> _BRIEF_: For each line in the material below that holds "HTML", copy that line.
━━━ SOURCE MATERIAL ━━━
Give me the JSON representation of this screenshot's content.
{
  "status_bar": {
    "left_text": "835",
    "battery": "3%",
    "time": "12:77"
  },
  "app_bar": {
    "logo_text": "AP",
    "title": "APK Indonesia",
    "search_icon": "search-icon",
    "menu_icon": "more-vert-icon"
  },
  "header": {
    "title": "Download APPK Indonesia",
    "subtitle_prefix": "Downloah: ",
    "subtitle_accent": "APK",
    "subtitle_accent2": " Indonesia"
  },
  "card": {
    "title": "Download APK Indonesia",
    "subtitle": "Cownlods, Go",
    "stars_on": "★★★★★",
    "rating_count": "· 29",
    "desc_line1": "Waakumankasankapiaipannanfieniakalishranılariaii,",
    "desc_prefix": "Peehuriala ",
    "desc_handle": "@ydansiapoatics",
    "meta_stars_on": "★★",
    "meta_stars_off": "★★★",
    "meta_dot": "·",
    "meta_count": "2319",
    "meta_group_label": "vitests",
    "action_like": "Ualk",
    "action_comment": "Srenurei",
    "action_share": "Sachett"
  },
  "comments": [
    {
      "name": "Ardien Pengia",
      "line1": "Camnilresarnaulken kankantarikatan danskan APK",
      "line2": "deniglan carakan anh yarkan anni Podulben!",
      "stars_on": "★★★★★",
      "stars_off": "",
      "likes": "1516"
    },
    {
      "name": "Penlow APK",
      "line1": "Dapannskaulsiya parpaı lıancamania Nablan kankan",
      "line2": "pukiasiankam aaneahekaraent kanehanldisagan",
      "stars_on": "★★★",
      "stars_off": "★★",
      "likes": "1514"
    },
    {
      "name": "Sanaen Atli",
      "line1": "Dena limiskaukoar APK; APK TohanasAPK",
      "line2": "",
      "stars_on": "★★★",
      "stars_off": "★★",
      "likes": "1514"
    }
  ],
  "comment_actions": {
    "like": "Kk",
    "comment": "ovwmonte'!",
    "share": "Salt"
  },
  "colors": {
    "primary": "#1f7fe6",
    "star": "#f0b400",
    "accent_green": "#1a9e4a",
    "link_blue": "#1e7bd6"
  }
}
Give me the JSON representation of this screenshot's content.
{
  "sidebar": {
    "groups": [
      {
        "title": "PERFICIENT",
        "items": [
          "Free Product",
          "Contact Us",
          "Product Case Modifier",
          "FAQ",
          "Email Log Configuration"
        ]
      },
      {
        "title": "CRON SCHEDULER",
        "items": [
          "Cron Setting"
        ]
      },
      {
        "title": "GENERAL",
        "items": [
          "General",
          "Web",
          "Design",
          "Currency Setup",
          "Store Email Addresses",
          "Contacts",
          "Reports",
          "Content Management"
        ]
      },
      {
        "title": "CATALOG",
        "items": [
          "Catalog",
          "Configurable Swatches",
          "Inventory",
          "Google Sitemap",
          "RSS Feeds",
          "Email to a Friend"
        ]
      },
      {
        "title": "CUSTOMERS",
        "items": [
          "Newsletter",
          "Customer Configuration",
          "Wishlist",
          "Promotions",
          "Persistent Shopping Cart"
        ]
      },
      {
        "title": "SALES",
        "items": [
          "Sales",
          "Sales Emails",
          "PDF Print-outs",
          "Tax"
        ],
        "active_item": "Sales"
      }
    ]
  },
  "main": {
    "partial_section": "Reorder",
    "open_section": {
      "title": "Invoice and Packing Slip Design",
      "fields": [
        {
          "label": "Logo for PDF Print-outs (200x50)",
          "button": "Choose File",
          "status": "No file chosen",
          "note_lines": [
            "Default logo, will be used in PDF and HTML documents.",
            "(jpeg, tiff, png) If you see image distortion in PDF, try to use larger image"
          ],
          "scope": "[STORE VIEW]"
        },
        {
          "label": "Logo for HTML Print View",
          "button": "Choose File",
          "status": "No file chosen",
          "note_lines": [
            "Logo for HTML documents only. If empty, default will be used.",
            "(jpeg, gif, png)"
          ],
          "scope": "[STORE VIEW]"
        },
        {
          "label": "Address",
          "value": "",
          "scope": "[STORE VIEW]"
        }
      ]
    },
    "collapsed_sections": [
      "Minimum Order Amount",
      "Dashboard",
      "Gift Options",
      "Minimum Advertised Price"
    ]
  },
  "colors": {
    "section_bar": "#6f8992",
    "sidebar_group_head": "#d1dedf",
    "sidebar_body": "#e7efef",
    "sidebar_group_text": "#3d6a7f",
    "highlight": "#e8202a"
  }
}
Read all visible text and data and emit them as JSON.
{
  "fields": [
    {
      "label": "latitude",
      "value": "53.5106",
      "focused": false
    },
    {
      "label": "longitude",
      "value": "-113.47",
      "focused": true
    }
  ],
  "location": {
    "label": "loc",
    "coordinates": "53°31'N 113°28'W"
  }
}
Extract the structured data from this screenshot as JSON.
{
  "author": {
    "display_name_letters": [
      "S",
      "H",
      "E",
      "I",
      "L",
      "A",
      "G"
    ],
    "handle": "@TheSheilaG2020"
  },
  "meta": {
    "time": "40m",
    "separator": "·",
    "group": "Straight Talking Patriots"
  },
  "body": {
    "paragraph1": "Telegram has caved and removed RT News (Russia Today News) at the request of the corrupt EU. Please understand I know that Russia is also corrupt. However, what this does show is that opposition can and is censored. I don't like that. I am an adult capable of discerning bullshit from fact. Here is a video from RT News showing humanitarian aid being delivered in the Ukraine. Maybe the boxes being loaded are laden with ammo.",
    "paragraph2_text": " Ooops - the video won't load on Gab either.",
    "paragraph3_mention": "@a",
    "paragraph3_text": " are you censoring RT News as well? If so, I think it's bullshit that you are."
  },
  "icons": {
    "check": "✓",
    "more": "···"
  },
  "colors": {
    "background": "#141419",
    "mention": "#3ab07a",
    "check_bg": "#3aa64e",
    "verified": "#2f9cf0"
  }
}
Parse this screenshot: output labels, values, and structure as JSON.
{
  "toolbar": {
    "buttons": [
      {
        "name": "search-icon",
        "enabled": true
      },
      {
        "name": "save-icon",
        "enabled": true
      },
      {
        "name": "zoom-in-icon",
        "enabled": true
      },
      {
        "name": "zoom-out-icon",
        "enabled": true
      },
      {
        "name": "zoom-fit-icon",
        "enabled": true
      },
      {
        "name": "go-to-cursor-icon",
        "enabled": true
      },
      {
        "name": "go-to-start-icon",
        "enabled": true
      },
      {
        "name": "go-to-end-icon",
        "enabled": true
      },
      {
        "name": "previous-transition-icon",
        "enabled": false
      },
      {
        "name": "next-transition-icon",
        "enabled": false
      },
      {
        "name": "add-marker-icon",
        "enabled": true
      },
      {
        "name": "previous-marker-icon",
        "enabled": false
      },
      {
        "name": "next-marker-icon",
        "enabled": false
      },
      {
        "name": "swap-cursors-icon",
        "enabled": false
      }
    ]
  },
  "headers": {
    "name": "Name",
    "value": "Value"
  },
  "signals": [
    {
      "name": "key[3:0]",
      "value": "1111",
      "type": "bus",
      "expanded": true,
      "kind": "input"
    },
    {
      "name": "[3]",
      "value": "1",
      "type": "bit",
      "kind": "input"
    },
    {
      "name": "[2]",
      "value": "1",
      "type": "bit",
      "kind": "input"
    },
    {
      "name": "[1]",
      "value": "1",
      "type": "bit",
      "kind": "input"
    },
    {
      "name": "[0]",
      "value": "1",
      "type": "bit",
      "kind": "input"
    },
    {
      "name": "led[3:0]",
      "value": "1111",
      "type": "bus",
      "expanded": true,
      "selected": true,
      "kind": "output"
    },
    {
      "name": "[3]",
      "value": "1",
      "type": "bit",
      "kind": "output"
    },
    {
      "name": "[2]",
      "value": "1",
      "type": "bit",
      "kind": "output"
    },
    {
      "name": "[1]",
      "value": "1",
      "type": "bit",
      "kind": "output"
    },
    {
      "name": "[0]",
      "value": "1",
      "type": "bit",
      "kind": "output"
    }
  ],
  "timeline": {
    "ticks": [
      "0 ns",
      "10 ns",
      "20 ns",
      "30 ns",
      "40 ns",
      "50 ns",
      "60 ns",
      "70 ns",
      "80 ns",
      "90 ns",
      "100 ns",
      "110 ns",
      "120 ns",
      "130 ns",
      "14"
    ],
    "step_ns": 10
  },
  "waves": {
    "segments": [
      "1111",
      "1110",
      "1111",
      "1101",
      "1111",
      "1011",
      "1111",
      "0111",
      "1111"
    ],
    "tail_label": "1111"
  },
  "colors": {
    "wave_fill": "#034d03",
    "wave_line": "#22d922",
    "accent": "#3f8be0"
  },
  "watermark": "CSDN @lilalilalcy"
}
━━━
> _ANSWER FOR THE TASK_:
            "Default logo, will be used in PDF and HTML documents.",
          "label": "Logo for HTML Print View",
            "Logo for HTML documents only. If empty, default will be used.",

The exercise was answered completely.